━━━ Data shown ━━━
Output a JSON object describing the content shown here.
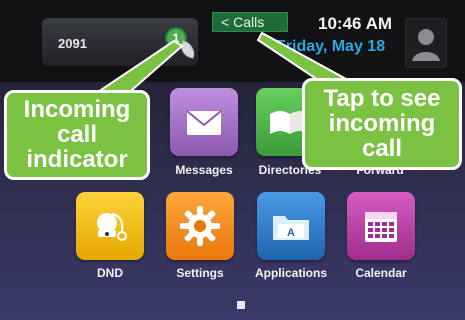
{
  "status_bar": {
    "extension": "2091",
    "incoming_call_count": "1",
    "calls_tab_label": "Calls",
    "time": "10:46 AM",
    "date": "Friday, May 18"
  },
  "apps": [
    {
      "label": "Messages",
      "icon": "envelope-icon",
      "color": "#a979c8"
    },
    {
      "label": "Directories",
      "icon": "book-icon",
      "color": "#4cae4c"
    },
    {
      "label": "Forward",
      "icon": "forward-icon",
      "color": "#ffffff"
    },
    {
      "label": "DND",
      "icon": "dnd-icon",
      "color": "#e6b000"
    },
    {
      "label": "Settings",
      "icon": "gear-icon",
      "color": "#ff8e1a"
    },
    {
      "label": "Applications",
      "icon": "folder-icon",
      "color": "#2f7cc7"
    },
    {
      "label": "Calendar",
      "icon": "calendar-icon",
      "color": "#b33a9f"
    }
  ],
  "callouts": {
    "left_lines": [
      "Incoming",
      "call",
      "indicator"
    ],
    "right_lines": [
      "Tap to see",
      "incoming",
      "call"
    ]
  },
  "colors": {
    "callout_green": "#7cc242",
    "date_blue": "#28a9e2",
    "calls_tab": "#1f6b3a"
  }
}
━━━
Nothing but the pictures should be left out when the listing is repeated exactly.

Output below:
Output a JSON object describing the content shown here.
{
  "status_bar": {
    "extension": "2091",
    "incoming_call_count": "1",
    "calls_tab_label": "Calls",
    "time": "10:46 AM",
    "date": "Friday, May 18"
  },
  "apps": [
    {
      "label": "Messages",
      "icon": "envelope-icon",
      "color": "#a979c8"
    },
    {
      "label": "Directories",
      "icon": "book-icon",
      "color": "#4cae4c"
    },
    {
      "label": "Forward",
      "icon": "forward-icon",
      "color": "#ffffff"
    },
    {
      "label": "DND",
      "icon": "dnd-icon",
      "color": "#e6b000"
    },
    {
      "label": "Settings",
      "icon": "gear-icon",
      "color": "#ff8e1a"
    },
    {
      "label": "Applications",
      "icon": "folder-icon",
      "color": "#2f7cc7"
    },
    {
      "label": "Calendar",
      "icon": "calendar-icon",
      "color": "#b33a9f"
    }
  ],
  "callouts": {
    "left_lines": [
      "Incoming",
      "call",
      "indicator"
    ],
    "right_lines": [
      "Tap to see",
      "incoming",
      "call"
    ]
  },
  "colors": {
    "callout_green": "#7cc242",
    "date_blue": "#28a9e2",
    "calls_tab": "#1f6b3a"
  }
}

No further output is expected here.